▶ WHAT NEEDS TO BE DONE
Search the listing below for "label". Copy each matching line.

▶ RECORDS FOR THE TASK

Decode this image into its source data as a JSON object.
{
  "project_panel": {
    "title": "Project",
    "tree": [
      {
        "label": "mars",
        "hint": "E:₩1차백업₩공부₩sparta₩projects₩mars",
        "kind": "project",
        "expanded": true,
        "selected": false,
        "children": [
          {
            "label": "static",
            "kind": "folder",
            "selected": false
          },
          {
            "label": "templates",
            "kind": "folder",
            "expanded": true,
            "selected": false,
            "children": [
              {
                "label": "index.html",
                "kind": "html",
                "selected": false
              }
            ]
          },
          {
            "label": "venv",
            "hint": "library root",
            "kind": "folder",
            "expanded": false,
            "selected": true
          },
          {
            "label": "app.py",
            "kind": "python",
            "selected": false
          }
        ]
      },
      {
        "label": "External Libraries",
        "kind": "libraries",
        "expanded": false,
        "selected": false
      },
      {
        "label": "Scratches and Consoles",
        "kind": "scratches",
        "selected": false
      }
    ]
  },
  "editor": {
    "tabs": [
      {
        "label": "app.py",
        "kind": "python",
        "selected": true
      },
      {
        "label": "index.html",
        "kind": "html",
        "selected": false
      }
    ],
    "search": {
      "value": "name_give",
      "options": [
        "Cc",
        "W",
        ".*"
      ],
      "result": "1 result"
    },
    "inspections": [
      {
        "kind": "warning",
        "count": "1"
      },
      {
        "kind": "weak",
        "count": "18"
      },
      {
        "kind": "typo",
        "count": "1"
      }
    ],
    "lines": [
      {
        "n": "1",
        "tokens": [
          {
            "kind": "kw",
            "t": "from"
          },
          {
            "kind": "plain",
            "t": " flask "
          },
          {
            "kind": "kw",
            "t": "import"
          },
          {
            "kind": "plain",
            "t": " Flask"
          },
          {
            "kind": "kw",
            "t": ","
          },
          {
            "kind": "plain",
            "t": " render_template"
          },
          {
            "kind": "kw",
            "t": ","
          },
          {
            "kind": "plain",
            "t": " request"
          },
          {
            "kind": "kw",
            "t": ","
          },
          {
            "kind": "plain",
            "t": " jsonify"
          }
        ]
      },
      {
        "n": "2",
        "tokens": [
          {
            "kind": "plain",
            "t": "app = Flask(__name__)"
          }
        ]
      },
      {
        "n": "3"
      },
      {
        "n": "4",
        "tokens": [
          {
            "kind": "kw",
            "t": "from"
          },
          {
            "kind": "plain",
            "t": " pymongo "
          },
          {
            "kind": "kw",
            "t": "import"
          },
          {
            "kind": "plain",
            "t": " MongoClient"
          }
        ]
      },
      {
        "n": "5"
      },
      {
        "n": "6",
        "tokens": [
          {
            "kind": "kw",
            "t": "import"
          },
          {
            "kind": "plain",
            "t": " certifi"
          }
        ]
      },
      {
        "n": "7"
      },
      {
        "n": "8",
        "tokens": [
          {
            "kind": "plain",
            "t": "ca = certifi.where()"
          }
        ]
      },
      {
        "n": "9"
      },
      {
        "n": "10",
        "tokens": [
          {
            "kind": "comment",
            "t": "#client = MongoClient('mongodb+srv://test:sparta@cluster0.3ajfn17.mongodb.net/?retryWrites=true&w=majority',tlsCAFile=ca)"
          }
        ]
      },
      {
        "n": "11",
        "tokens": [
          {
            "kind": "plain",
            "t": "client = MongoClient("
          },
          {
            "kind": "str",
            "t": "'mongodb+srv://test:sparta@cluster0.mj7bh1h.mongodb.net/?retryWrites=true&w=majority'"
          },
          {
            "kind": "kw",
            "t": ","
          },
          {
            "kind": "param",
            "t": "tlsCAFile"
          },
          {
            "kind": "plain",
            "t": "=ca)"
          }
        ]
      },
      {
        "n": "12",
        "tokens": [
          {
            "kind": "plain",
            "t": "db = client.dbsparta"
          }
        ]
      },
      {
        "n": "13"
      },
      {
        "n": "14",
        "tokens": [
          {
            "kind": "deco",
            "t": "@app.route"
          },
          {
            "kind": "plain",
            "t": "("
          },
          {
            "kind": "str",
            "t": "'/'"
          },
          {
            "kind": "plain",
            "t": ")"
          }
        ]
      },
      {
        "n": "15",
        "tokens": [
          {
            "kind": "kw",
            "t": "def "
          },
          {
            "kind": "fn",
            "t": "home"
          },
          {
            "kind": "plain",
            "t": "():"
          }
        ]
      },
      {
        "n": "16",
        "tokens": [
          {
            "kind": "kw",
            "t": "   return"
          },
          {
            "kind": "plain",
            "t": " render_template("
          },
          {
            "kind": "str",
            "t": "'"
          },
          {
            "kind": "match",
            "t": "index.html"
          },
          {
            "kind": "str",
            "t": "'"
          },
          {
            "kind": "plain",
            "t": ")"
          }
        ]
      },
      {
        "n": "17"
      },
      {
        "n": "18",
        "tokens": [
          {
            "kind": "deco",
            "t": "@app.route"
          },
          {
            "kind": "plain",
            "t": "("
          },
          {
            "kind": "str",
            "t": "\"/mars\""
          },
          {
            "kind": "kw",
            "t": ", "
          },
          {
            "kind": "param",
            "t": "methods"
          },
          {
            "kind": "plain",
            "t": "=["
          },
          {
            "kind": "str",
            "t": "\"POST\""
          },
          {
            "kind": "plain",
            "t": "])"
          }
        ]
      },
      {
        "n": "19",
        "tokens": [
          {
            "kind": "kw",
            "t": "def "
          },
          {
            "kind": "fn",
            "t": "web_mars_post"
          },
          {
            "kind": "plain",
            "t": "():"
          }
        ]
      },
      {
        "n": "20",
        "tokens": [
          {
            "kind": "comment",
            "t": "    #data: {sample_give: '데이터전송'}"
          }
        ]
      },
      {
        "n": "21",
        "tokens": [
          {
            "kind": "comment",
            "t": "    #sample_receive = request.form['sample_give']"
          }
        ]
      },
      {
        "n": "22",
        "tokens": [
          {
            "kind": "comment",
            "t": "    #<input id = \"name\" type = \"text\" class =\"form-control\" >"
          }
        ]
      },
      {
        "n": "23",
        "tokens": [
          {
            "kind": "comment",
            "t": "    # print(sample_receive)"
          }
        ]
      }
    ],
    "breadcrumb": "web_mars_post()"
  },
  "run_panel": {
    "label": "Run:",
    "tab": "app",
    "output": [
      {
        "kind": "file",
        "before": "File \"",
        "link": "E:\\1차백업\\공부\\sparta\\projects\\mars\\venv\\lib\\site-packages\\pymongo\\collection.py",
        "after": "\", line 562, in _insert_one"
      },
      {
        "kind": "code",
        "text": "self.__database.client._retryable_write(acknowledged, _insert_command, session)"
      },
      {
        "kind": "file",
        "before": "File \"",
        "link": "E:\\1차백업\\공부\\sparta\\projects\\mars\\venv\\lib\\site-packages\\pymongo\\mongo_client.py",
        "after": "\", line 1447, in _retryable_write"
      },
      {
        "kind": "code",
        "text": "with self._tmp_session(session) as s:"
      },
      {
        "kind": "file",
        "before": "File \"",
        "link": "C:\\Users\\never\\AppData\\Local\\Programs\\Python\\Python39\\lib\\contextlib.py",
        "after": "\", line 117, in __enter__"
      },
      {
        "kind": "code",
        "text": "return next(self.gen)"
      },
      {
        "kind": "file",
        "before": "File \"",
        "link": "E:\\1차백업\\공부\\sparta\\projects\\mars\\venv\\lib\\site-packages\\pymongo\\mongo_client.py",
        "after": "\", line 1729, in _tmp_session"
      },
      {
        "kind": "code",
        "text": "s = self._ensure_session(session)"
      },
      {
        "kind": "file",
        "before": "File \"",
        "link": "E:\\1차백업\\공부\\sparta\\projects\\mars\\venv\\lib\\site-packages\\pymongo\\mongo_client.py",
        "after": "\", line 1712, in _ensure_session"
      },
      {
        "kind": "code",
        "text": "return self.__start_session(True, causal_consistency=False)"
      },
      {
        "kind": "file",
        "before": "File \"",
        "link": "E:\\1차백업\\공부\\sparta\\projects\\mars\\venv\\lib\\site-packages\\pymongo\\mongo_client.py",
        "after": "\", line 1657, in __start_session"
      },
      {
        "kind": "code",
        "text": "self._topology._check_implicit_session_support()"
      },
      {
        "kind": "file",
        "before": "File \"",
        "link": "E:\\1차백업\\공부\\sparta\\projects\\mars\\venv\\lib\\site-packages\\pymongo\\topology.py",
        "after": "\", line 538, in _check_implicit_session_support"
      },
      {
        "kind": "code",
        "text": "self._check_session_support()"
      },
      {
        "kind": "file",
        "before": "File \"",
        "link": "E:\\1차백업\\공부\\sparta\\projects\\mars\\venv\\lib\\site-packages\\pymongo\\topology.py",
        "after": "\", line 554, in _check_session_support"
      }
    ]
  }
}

▶ YOUR SOLUTION
        "label": "mars",
            "label": "static",
            "label": "templates",
                "label": "index.html",
            "label": "venv",
            "label": "app.py",
        "label": "External Libraries",
        "label": "Scratches and Consoles",
        "label": "app.py",
        "label": "index.html",
    "label": "Run:",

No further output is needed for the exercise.